The National Institute for Health Research (NIHR) funding will be used to tackle some of the biggest issues facing health and social care in the region and to support implementation into practice, so patients can benefit directly.
This investment is part of a £135 million investment announced for 15 NIHR Applied Research Collaborations (ARC) across England.
Each ARC will work with local and national partners to address some of the nation’s most pressing challenges faced by the health and care system over the next five years, including dementia, obesity and mental health.
The Applied Research Collaboration Oxford and Thames Valley (ARC OTV), which will launch in October, will be jointly led by Oxford Health NHS Foundation Trust and the University of Oxford.
Other members of the collaboration include patient groups, charities, NHS trusts, local authorities, and NHS clinical commissioning groups across Buckinghamshire, Oxfordshire and Berkshire, as well as the University of Reading and Oxford Brookes University.
Each partner will add its own resources and expertise, further enhancing the NIHR investment.
The ARC OTV will build upon existing momentum in the region for applied health research, also funded by the NIHR. Successes included:
- Showing how a rare cancer could be caught early using simple blood tests;
- Developing fast and scalable methods for training for NHS physiotherapists in a new, proven and effective treatment for back pain, bringing this treatment to more patients faster and lowering cost to the NHS.
Professor Richard Hobbs, director of ARC OTV and head of the University of Oxford’s Nuffield Department of Primary Care Health Sciences, said:“We are delighted to have been awarded this funding which demonstrates not only the world-class health and care research excellence available in the area but also the openness and willingness of local partners, including patients and the public, to work together from start to finish and begin making real, tangible improvements for patients, the public, and health and care services.”
The funding comes in the wake of the publication, in April, of an NHS, NIHR and the Academic Health Science Networks (AHSNs) survey of national and local level innovation and research needs for the NHS.
The survey identified key research priorities for Oxford and the Thames Valley, such as mental health and integrating health and social care services, and the ARC OTV will focus on these as well as national priority areas, such as obesity.
Specifically, the ARC OTV will focus on research across five broad themes, each led by world-class academics in their field:
- Disease prevention through behaviour change;
- Patient self-management and the reduction of cardiovascular disease risk;
- Mental health across the life course;
- Community health and social care improvement;
- Applied digital health; and
- Novel Methods to Aid and Evaluate Implementation.
Professor Gary Ford, chief executive of the Oxford Academic Health Science Network (Oxford AHSN), said: “The new ARC will be an important partner in identifying innovations of value and undertaking research in line with the needs of local healthcare systems.”
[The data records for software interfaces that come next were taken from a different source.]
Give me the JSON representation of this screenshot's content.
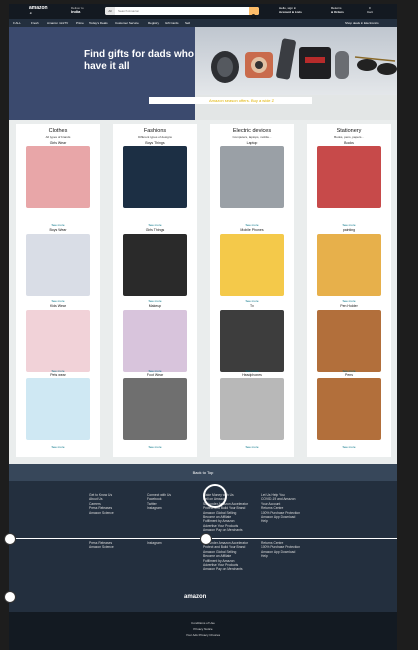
{
  "header": {
    "logo": "amazon",
    "logo_sub": ".in",
    "deliver_line1": "Deliver to",
    "deliver_line2": "India",
    "search_category": "All",
    "search_placeholder": "Search Amazon",
    "account_line1": "Hello, sign in",
    "account_line2": "Account & Lists",
    "returns_line1": "Returns",
    "returns_line2": "& Orders",
    "cart_label": "Cart",
    "cart_count": "0"
  },
  "nav": {
    "items": [
      "≡ ALL",
      "Fresh",
      "Amazon miniTV",
      "Prime",
      "Today's Deals",
      "Customer Service",
      "Registry",
      "Gift Cards",
      "Sell"
    ],
    "right": "Shop deals in Electronics"
  },
  "hero": {
    "title": "Find gifts for dads who have it all",
    "strip_text": "Amazon season offers. Buy a wide Z"
  },
  "cards": [
    {
      "title": "Clothes",
      "subtitle": "All types of brands",
      "items": [
        {
          "label": "Girls Wear",
          "more": "See more",
          "color": "#e8a6a8"
        },
        {
          "label": "Boys Wear",
          "more": "See more",
          "color": "#d9dde6"
        },
        {
          "label": "Kids Wear",
          "more": "See more",
          "color": "#f1d2d8"
        },
        {
          "label": "Pets wear",
          "more": "See more",
          "color": "#cfe8f3"
        }
      ]
    },
    {
      "title": "Fashions",
      "subtitle": "Different types of designs",
      "items": [
        {
          "label": "Boys Things",
          "more": "See more",
          "color": "#1c2f44"
        },
        {
          "label": "Girls Things",
          "more": "See more",
          "color": "#2a2a2a"
        },
        {
          "label": "Makeup",
          "more": "See more",
          "color": "#d8c4dc"
        },
        {
          "label": "Foot Wear",
          "more": "See more",
          "color": "#6f6f6f"
        }
      ]
    },
    {
      "title": "Electric devices",
      "subtitle": "Computers, laptops, mobile...",
      "items": [
        {
          "label": "Laptop",
          "more": "See more",
          "color": "#9aa0a6"
        },
        {
          "label": "Mobile Phones",
          "more": "See more",
          "color": "#f4c94a"
        },
        {
          "label": "Tv",
          "more": "See more",
          "color": "#3d3d3d"
        },
        {
          "label": "Headphones",
          "more": "See more",
          "color": "#b8b8b8"
        }
      ]
    },
    {
      "title": "Stationery",
      "subtitle": "Books, pens, papers...",
      "items": [
        {
          "label": "Books",
          "more": "See more",
          "color": "#c74a4a"
        },
        {
          "label": "painting",
          "more": "See more",
          "color": "#e7b04b"
        },
        {
          "label": "Pen Holder",
          "more": "See more",
          "color": "#b26f3b"
        },
        {
          "label": "Pens",
          "more": "See more",
          "color": "#b26f3b"
        }
      ]
    }
  ],
  "footer": {
    "back_to_top": "Back to Top",
    "col1": [
      "Get to Know Us",
      "About Us",
      "Careers",
      "Press Releases",
      "Amazon Science"
    ],
    "col2": [
      "Connect with Us",
      "Facebook",
      "Twitter",
      "Instagram"
    ],
    "col3": [
      "Make Money with Us",
      "Sell on Amazon",
      "Sell under Amazon Accelerator",
      "Protect and Build Your Brand",
      "Amazon Global Selling",
      "Become an Affiliate",
      "Fulfilment by Amazon",
      "Advertise Your Products",
      "Amazon Pay on Merchants"
    ],
    "col4": [
      "Let Us Help You",
      "COVID-19 and Amazon",
      "Your Account",
      "Returns Centre",
      "100% Purchase Protection",
      "Amazon App Download",
      "Help"
    ],
    "col1b": [
      "Press Releases",
      "Amazon Science"
    ],
    "col2b": [
      "Instagram"
    ],
    "col3b": [
      "Sell under Amazon Accelerator",
      "Protect and Build Your Brand",
      "Amazon Global Selling",
      "Become an Affiliate",
      "Fulfilment by Amazon",
      "Advertise Your Products",
      "Amazon Pay on Merchants"
    ],
    "col4b": [
      "Returns Centre",
      "100% Purchase Protection",
      "Amazon App Download",
      "Help"
    ],
    "logo": "amazon",
    "bottom": [
      "Conditions of Use",
      "Privacy Notice",
      "Your Ads Privacy Choices"
    ]
  },
  "colors": {
    "header_bg": "#131921",
    "nav_bg": "#232f3e",
    "search_button": "#febd69",
    "link": "#007185"
  }
}
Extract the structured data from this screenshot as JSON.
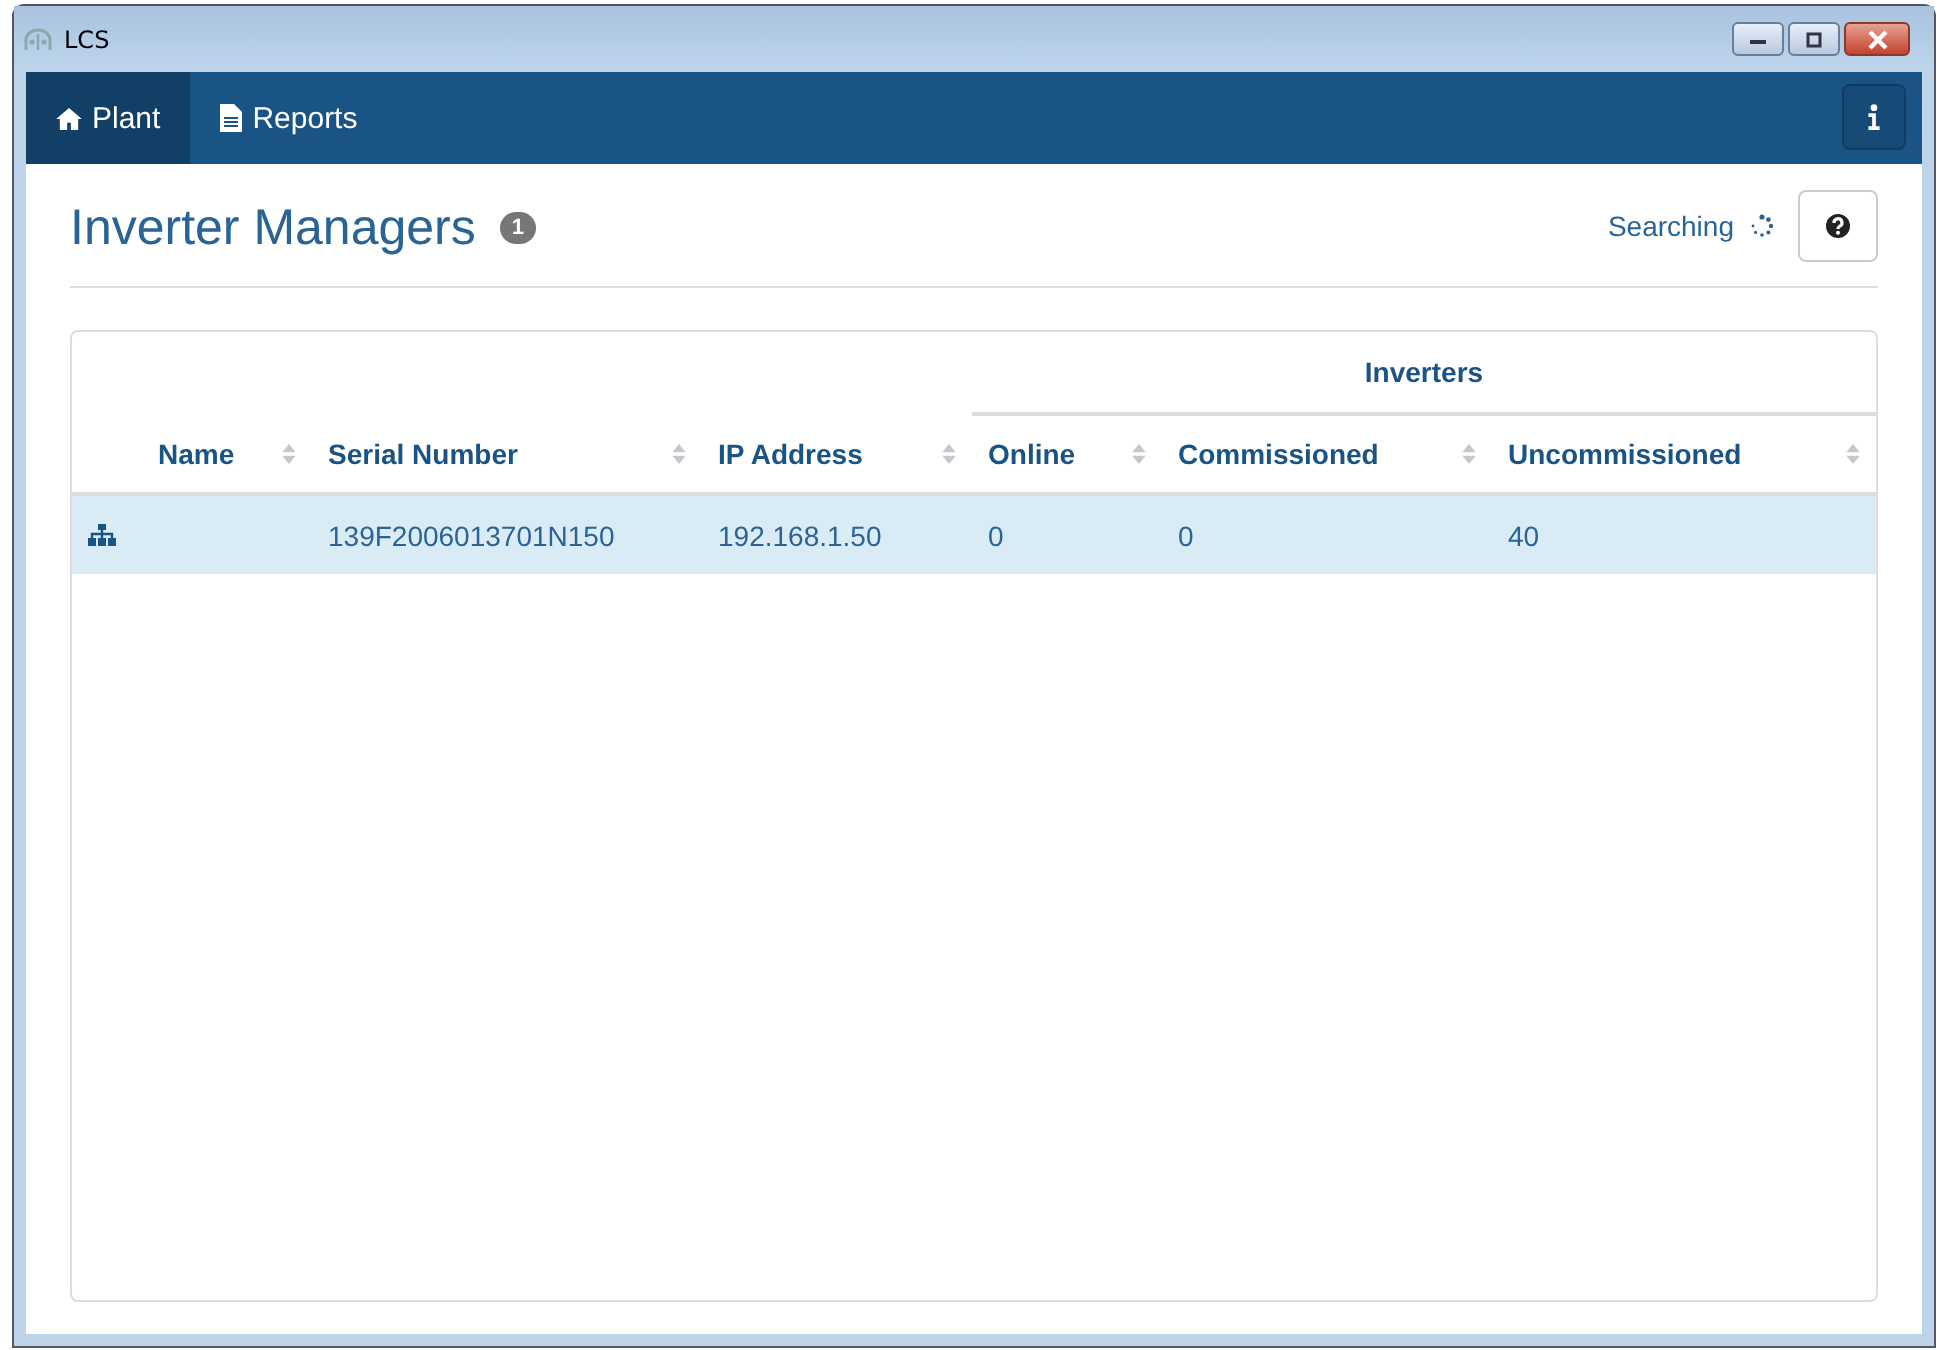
{
  "window": {
    "title": "LCS"
  },
  "nav": {
    "tabs": [
      {
        "label": "Plant",
        "kind": "home",
        "selected": true
      },
      {
        "label": "Reports",
        "kind": "document",
        "selected": false
      }
    ]
  },
  "page": {
    "title": "Inverter Managers",
    "count": "1",
    "status": "Searching"
  },
  "table": {
    "group_header": "Inverters",
    "columns": [
      "Name",
      "Serial Number",
      "IP Address",
      "Online",
      "Commissioned",
      "Uncommissioned"
    ],
    "rows": [
      {
        "selected": true,
        "cells": [
          "",
          "139F2006013701N150",
          "192.168.1.50",
          "0",
          "0",
          "40"
        ]
      }
    ]
  }
}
Prof Chris Whitty, NIHR lead and chief scientific adviser to the Department of Health and Social Care, said: “The unique local collective approach at each NIHR Applied Research Collaboration will support applied health and care research that responds to, and meets, the needs of local patients, and local health and care systems. The network will also be able to tackle health priorities at a national level.
“The 15 new NIHR Applied Research Collaborations will ensure that we grow applied health and care research in every region in England. The additional funding announced today means we will ensure that our world-leading research is turned into real benefits for patients and ensure the NIHR Applied Research Collaborations work together to have national-level impact.”